After months of negotiations, Tencent said on its official WeChat account it “regrettably” had to abolish the feature on the instant message service to comply with new terms Apple laid down in June. According to Tencent, the iPhone maker said developers would be barred from including buttons or links that direct customers to purchasing systems outside of its iOS ecosystem.
Tencent’s doing away with a function credited with helping WeChat become China’s dominant mobile social media and payments platform, with more than 889 million users. Tipping encouraged users to deposit more money within the app’s wallet, while motivating writers and emoji designers to compete for tips, enhancing the overall quality of content. While Tencent doesn’t disclose the number of content-creators, they’re part of more than 10 million official accounts run by individuals, corporations and government agencies that broadcast news and updates to users.
Apple said in a statement that WeChat could still allow users to tip as long as it used Apple’s own in-app purchase system. Tencent’s latest suggestion for users is that they employ QR codes to receive payments instead, a practice that still isn’t compliant with Apple’s policies.
It’s unclear how other Chinese developers, from live-streaming to gaming apps, that employ their own tipping or payment features are affected.

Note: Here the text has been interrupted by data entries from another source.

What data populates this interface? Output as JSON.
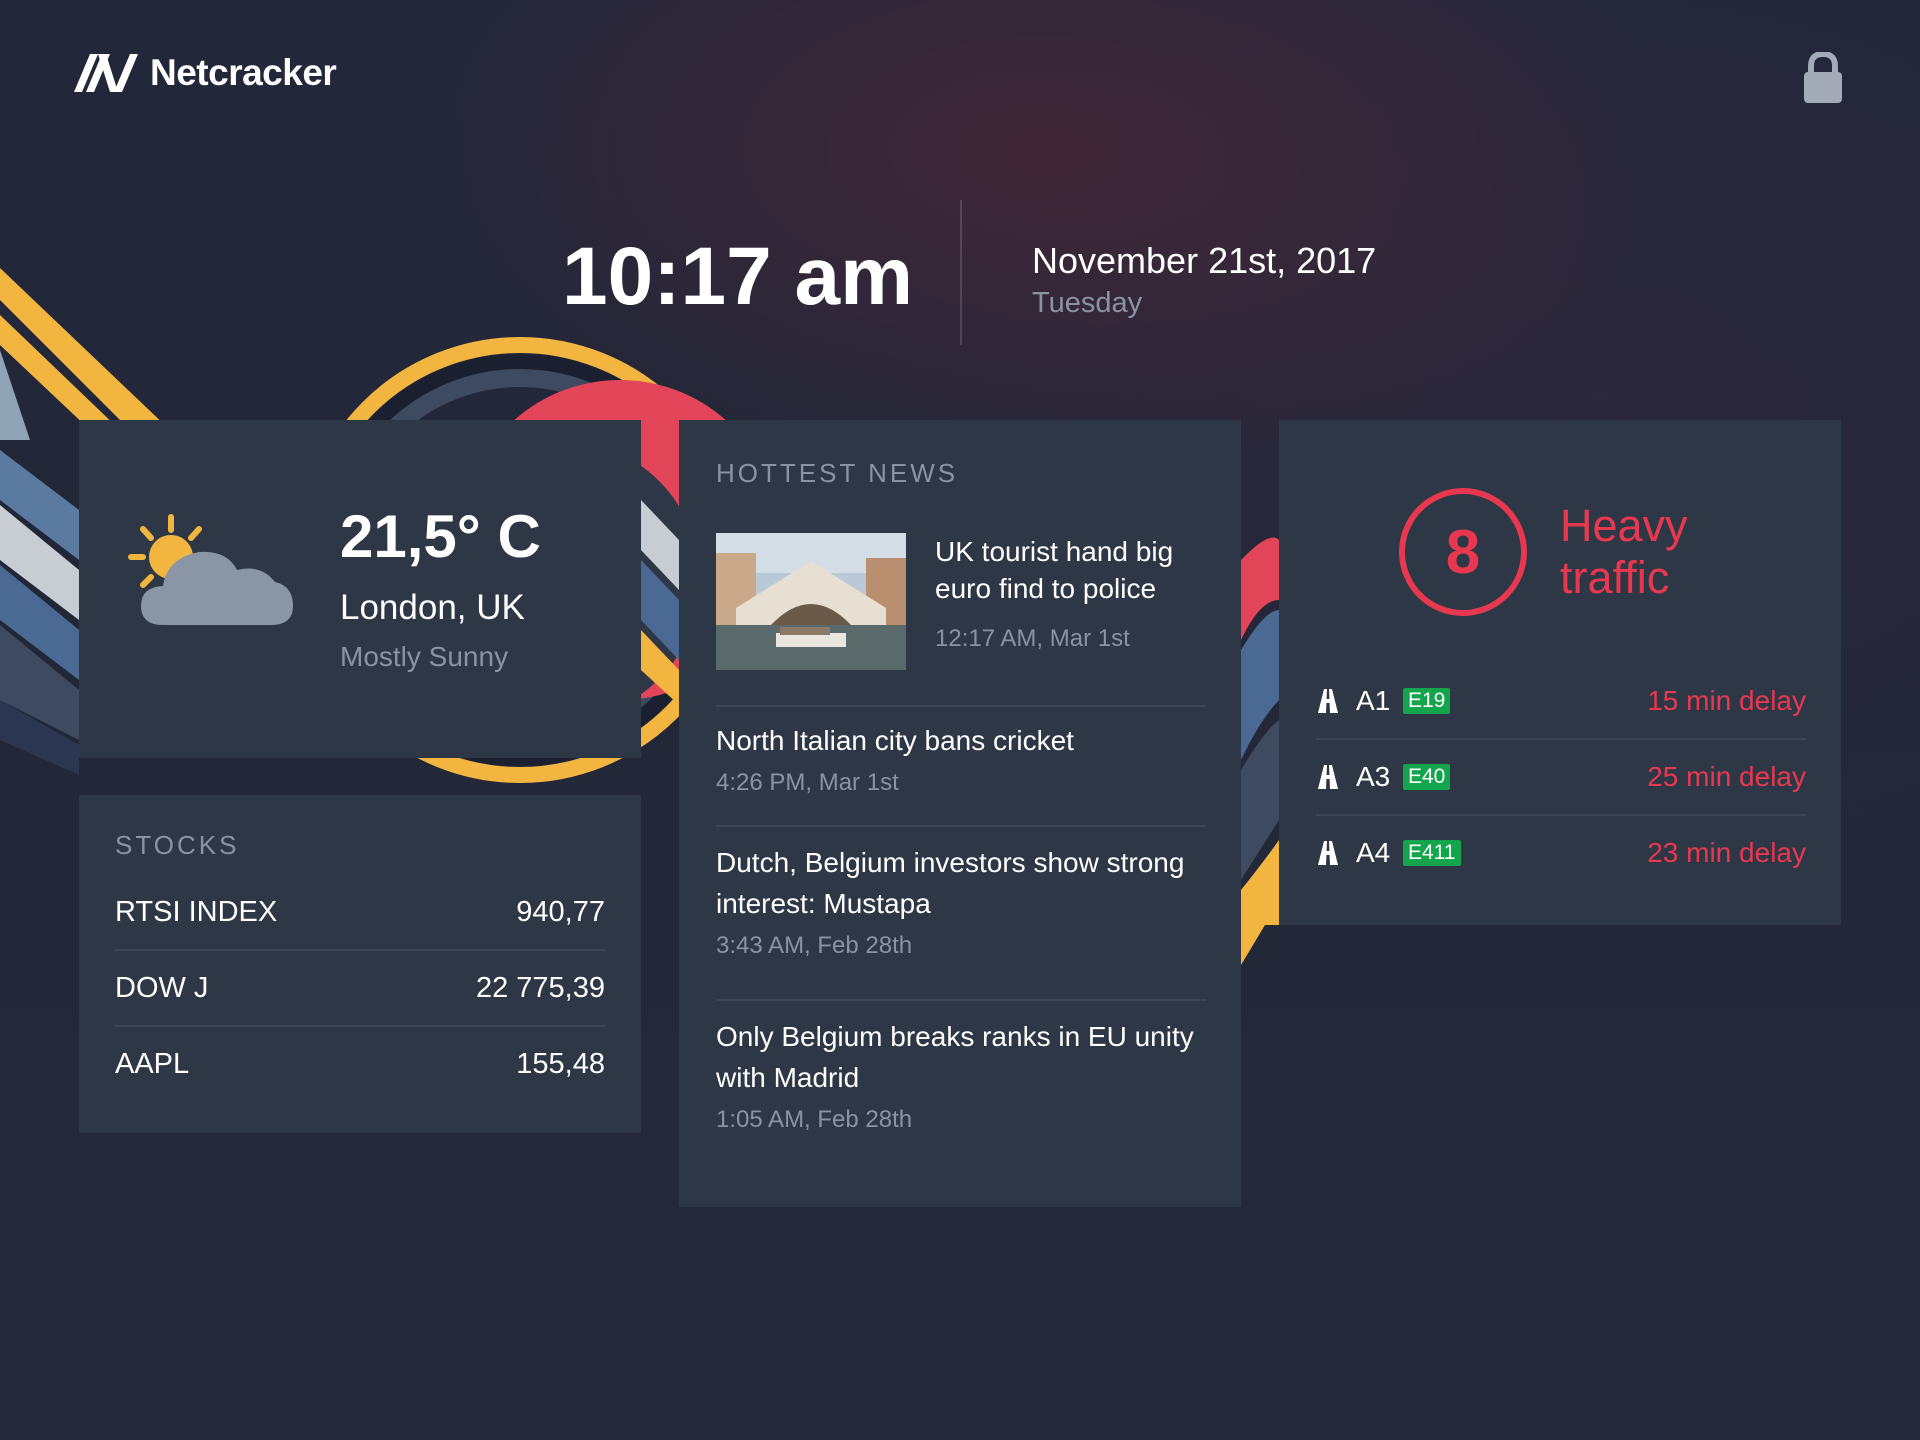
{
  "brand": {
    "name": "Netcracker"
  },
  "clock": {
    "time": "10:17 am",
    "date": "November 21st, 2017",
    "day": "Tuesday"
  },
  "weather": {
    "temperature": "21,5° C",
    "city": "London, UK",
    "condition": "Mostly Sunny",
    "icon": "partly-cloudy-icon"
  },
  "stocks": {
    "heading": "STOCKS",
    "items": [
      {
        "name": "RTSI INDEX",
        "value": "940,77"
      },
      {
        "name": "DOW J",
        "value": "22 775,39"
      },
      {
        "name": "AAPL",
        "value": "155,48"
      }
    ]
  },
  "news": {
    "heading": "HOTTEST NEWS",
    "items": [
      {
        "title": "UK tourist hand big euro find to police",
        "time": "12:17 AM, Mar 1st"
      },
      {
        "title": "North Italian city bans cricket",
        "time": "4:26 PM, Mar 1st"
      },
      {
        "title": "Dutch, Belgium investors show strong interest: Mustapa",
        "time": "3:43 AM, Feb 28th"
      },
      {
        "title": "Only Belgium breaks ranks in EU unity with Madrid",
        "time": "1:05 AM, Feb 28th"
      }
    ]
  },
  "traffic": {
    "level": "8",
    "status": "Heavy traffic",
    "roads": [
      {
        "name": "A1",
        "badge": "E19",
        "delay": "15 min delay"
      },
      {
        "name": "A3",
        "badge": "E40",
        "delay": "25 min delay"
      },
      {
        "name": "A4",
        "badge": "E411",
        "delay": "23 min delay"
      }
    ]
  },
  "colors": {
    "background": "#232839",
    "card": "#2d3746",
    "muted_text": "#8a93a3",
    "alert": "#e8384f",
    "badge_green": "#13a54b",
    "accent_yellow": "#f2b640"
  }
}
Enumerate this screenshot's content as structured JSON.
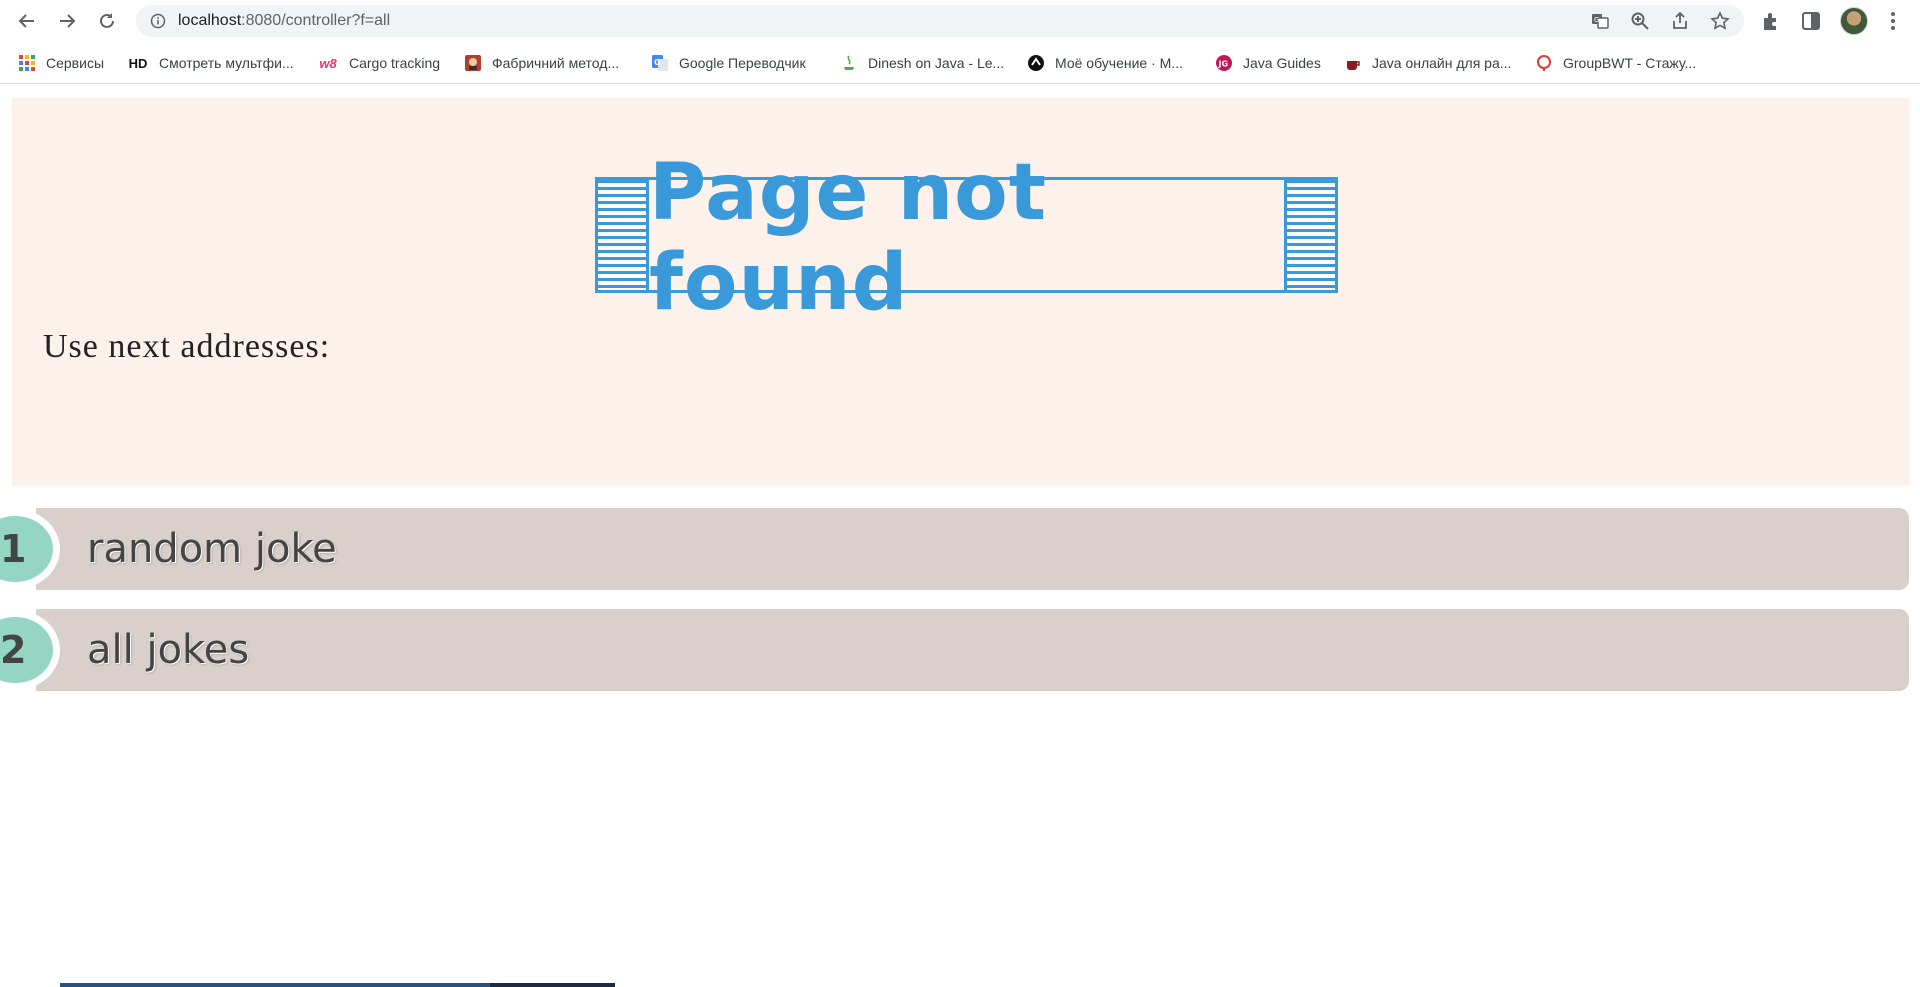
{
  "browser": {
    "url_host": "localhost",
    "url_rest": ":8080/controller?f=all",
    "bookmarks": [
      {
        "label": "Сервисы",
        "icon": "apps-grid-icon"
      },
      {
        "label": "Смотреть мультфи...",
        "icon": "hd-icon",
        "icon_text": "HD"
      },
      {
        "label": "Cargo tracking",
        "icon": "w8-icon",
        "icon_text": "w8"
      },
      {
        "label": "Фабричний метод...",
        "icon": "refactoring-guru-icon"
      },
      {
        "label": "Google Переводчик",
        "icon": "google-translate-icon"
      },
      {
        "label": "Dinesh on Java - Le...",
        "icon": "java-cup-icon"
      },
      {
        "label": "Моё обучение · M...",
        "icon": "learning-icon"
      },
      {
        "label": "Java Guides",
        "icon": "java-guides-icon"
      },
      {
        "label": "Java онлайн для ра...",
        "icon": "javarush-icon"
      },
      {
        "label": "GroupBWT - Стажу...",
        "icon": "groupbwt-icon"
      }
    ]
  },
  "page": {
    "title": "Page not found",
    "subtitle": "Use next addresses:",
    "links": [
      {
        "number": "1",
        "label": "random joke"
      },
      {
        "number": "2",
        "label": "all jokes"
      }
    ]
  },
  "colors": {
    "accent": "#3a9ad9",
    "hero_bg": "#fdf1ec",
    "row_bg": "#d9d0cb",
    "badge": "#94d6c1"
  }
}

Tencent is one of the biggest players in mobile app transactions: its payment system accounted for about 38% of market share in China at the end of the third quarter, according to research firm Analysys International.
The changes to payments target only the iPhone version of WeChat—tipping remains available to all users of Google’s Android, which power the vast majority of smartphones in the country.
Separately, Beijing’s internet regulators said on Wednesday they are planning to inspect Apple on the way it screens apps, after authorities ordered three Chinese streaming sites to patch up “significant loopholes” related to content violation, user classification and identity verification, the official news agency Xinhua reported. Bloomberg